A new study by the city Department of Transportation says there’s plenty of parking around the soon-to-be-opened Barclays Center, and that residential parking permits won’t be needed.
The July 6 DOT report gave Yankee Stadium in The Bronx as an example of why permit parking would not be necessary in the Brooklyn neighborhoods surrounding the 18,000-seat arena.
"Most fans who drive to games at Yankee Stadium park off-street. Of the 10 percent of fans who park on-street, most park in an area within a few blocks of the stadium. Throughout most of the area around Yankee Stadium, parking occupancies remain low enough that residents generally have spaces available to them during Yankee games," the report says.
Parking will be less of an issue at Barclays Center because it “will have a smaller seating capacity and even better transit accessibility," the report said.
The study looked at the 4,896 on-street parking spaces closest to Yankee Stadium, and found that occupancies only increase 10 percent during game days—the reason being that most fans use the parking lot.
At Barclays Center, the report found that 24 percent of 9,395 available spaces within a half-mile radius of the arena would be available during events.
DOT officials also argued that administering a residential parking permit program, aka RPP, would be expensive, and that residents might contest being charged for the permits since they would not guarantee a spot.
Finally, the report said permits would inconvenience "non-residents who drive to the area and contribute to the neighborhood’s economic and social vitality."
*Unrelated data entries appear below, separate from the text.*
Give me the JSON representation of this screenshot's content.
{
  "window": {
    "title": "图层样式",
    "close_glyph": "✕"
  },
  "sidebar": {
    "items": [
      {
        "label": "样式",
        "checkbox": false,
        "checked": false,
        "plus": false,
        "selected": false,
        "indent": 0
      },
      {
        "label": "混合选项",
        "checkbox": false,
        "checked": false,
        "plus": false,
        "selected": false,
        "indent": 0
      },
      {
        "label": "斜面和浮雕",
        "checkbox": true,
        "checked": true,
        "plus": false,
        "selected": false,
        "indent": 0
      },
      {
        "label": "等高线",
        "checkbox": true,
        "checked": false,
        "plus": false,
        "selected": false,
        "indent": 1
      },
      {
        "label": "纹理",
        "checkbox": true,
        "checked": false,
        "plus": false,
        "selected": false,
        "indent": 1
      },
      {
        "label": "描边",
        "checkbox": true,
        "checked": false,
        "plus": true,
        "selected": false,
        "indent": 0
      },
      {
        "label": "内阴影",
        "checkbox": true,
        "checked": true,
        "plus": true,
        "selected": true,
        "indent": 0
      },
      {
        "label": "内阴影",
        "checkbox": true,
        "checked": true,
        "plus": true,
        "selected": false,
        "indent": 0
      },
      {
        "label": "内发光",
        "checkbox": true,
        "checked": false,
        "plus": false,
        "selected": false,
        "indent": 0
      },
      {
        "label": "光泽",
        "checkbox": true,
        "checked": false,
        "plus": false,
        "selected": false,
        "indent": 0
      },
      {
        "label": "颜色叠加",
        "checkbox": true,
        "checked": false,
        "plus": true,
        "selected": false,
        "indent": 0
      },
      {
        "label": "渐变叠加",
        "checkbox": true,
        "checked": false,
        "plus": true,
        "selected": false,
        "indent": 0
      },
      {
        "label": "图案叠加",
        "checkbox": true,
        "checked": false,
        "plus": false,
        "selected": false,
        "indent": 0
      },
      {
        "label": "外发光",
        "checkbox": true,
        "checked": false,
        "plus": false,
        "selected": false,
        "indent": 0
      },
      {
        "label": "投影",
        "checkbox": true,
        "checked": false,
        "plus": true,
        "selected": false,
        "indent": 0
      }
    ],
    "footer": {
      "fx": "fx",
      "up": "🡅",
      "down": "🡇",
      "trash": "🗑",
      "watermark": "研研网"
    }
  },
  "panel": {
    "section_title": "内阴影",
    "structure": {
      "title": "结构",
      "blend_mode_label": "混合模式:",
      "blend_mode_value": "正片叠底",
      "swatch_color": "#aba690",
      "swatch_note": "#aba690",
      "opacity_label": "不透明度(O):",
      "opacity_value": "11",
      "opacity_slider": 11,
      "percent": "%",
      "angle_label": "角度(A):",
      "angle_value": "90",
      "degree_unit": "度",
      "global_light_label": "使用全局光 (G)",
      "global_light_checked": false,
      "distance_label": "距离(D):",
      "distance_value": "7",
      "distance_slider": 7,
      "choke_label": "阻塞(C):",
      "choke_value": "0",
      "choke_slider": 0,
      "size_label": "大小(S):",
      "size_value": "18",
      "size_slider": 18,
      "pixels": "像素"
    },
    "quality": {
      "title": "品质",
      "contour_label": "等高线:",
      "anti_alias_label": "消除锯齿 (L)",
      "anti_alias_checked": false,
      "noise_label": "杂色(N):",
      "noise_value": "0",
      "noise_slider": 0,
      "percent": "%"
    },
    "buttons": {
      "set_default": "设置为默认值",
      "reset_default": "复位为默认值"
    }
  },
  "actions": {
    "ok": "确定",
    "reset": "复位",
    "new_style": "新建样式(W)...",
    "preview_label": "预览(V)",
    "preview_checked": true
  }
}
Tom Boast, vice president of the Prospect Heights Neighborhood Development Council, an organization that has long supported residential parking permits, said the point was not to guarantee parking for residents, but to discourage people from driving to the arena.
"We still don’t see any disincentives to drive," he said. "At every turn, there’s more incentives to drive. ... When you read the study that’s your conclusion: 'Oh, there’s free parking there.'"
In addition, he doesn't think Yankee Stadium is a good comparison, because parking garages around Yankee Stadium are much closer than the ones identified by the and while people might be willing to walk from a garage to a summer baseball game, they would be less likely to do so for a basketball game on a cold winter night.
"It's pretty disappointing because it seemed to be such a dismissal of RPP as a consideration," he said.
The DOT study concluded that "curb regulations and game and event day traffic management" would be a better way of "ensuring safety and limiting quality of life impacts of game day parking," but Boast noted that the study didn't give any indication of how it would implement those strategies.
"They haven’t advanced the ball at all," he said.
But while residential parking permits have strong support among area civic groups, not all community members are as enthusiastic.
Eustace L. Greaves Jr. who owns on Bergen Street at Vanderbilt Avenue said he was worried a residential parking permit program might not provide permits for business owners.
"Many of us are in the neighborhood much more during the day than people who live here," he said. "I would like to know that our vehicles wouldn’t be kicked out of the neighborhood because we’re not residents."
"It’s all in the implementation," he added. "Do we take into the needs of the business community into account or not?"
DOT officials promised Boast and other PHNDC members that it would review the situation once the arena opens in September, Boast said.